In February 2005, regrettably then Union finance minister P Chidambaram pushed the pause button, alluding to the 12th Finance Commission’s recommendations. There was also the burden of the Sixth Pay Commission, an aggressive farm loan waiver and expansion of the NREGS to all the districts. Revenue deficit elimination was postponed to February 2008 and in the context of the global meltdown, the FRBM targets were again relaxed. In February 2012, the FRBM Act was amended to postpone the targets to 2015 and subsequently to 2018.
Thus, the FRBM has had a chequered history of repeated amendments rather than adherence, of exception rather than compliance. Perhaps the 3% fiscal deficit target mentioned in the original FRBM Act is opaque in its intellectual persuasion. It is reiterated elsewhere that the idea originates in the Maastricht Treaty of 1992 and not in an analysis of India’s socio-economic conditions and other related factors. The Maastricht Treaty had outlined five convergence criteria including the budget deficit target of 3%, a debt-GDP ratio below 60%, an inflation rate of 1.5% or less, and interest rate changes.
The Budget’s announcement of a committee to review the FRBM Act is therefore timely. Fortunately India’s debt-GDP ratio is significantly lower at 66.1% from the historic high of 83.3% in 2003-04. Private investment remains subdued. Enhanced public expenditure and capital-creating assets is the path forward. With improved implementational capability, private investment invariably piggybacks on enhanced public outlays.
The Act replacing the FRBM law may be called the macro-economic stabilisation Act. The focus must be on debt sustainability. This review committee must consider multiple indicators of fiscal stability, beyond the revenue and fiscal deficits. An absolute limit must be replaced by a flexible/optimal limit for debt levels. By fixing optimal debt levels, the revenue and fiscal deficit targets should suggest a band. They need to be circumstance- and country-specific, rather than replicate variables adopted elsewhere. The IMF Staff Position Note of September 2010 states that “prudence dictates that countries target a debt level well below the limit, the limit delineates the point at which fiscal solvency is called into question”.
Importantly in the Indian context, the review committee must consider the fiscal deficits of the state governments. While the combined fiscal deficit of the states has stayed at 2.5% of GDP or less, there are significant differences among them in fiscal prudence, and the fiscal health of the power utilities constitutes a key vulnerability.
The new law is an opportunity to reposition India’s macro-economic strategy. We need to combine prudence with growth. It takes less imagination to incur expenditure than create income. Fiscal fixation is less relevant than meeting debt obligations even though they are inextricably related.

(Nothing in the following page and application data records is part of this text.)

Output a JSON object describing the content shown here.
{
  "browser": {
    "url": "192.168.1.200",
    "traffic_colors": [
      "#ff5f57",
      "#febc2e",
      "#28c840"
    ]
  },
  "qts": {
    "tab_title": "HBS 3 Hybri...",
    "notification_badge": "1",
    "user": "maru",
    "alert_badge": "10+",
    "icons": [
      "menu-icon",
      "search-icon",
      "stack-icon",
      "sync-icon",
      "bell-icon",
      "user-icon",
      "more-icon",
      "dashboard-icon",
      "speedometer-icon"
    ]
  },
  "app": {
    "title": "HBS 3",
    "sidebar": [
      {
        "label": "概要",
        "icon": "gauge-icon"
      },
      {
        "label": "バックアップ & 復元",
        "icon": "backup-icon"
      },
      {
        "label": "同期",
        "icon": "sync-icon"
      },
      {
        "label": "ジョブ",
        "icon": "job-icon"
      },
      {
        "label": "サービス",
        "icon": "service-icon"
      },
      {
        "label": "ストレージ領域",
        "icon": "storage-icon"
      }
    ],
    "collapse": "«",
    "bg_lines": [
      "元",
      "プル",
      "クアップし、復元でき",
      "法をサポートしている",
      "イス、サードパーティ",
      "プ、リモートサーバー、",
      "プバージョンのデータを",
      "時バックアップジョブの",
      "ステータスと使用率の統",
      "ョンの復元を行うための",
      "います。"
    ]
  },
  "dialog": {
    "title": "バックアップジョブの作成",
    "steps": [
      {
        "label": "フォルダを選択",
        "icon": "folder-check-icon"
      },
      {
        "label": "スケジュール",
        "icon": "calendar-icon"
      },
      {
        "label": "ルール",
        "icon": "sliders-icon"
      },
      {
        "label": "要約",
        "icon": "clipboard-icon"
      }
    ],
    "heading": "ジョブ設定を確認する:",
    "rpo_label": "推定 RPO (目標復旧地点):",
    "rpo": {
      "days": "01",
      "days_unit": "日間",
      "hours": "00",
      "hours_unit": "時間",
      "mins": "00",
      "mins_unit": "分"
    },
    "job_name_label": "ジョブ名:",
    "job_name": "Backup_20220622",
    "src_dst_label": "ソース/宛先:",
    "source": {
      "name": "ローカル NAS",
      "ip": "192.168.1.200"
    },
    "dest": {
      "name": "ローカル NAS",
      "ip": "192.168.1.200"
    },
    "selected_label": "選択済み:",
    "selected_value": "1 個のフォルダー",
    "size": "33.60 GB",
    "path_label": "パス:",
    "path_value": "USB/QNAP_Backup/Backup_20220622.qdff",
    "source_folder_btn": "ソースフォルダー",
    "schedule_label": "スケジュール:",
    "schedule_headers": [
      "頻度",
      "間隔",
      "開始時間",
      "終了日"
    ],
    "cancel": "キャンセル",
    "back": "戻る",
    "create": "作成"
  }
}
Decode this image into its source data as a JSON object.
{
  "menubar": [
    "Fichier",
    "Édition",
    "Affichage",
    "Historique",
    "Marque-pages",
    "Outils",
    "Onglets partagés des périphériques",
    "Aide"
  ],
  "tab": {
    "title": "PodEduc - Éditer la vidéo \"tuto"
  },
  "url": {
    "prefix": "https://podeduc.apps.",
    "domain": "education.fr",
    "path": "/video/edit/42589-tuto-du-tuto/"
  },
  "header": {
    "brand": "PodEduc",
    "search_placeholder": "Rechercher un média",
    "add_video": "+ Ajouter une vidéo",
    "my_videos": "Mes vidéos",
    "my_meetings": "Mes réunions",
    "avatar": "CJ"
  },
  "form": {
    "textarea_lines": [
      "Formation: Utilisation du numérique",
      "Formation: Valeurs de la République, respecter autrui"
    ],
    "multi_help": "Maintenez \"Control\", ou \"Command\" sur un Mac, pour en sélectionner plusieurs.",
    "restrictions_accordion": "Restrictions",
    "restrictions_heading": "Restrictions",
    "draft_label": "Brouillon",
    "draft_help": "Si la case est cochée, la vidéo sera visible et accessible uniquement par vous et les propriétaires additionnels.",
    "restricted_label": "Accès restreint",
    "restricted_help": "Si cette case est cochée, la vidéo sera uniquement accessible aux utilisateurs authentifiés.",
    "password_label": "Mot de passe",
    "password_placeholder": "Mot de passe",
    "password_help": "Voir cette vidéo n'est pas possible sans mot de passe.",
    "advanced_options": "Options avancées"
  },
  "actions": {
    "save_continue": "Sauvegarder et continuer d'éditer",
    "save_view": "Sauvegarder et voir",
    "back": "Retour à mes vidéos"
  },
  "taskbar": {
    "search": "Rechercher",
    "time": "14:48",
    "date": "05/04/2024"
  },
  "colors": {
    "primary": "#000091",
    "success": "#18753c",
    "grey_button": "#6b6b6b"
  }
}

NK Singh is a member of the BJP and a former Rajya Sabha MP
The views expressed are personal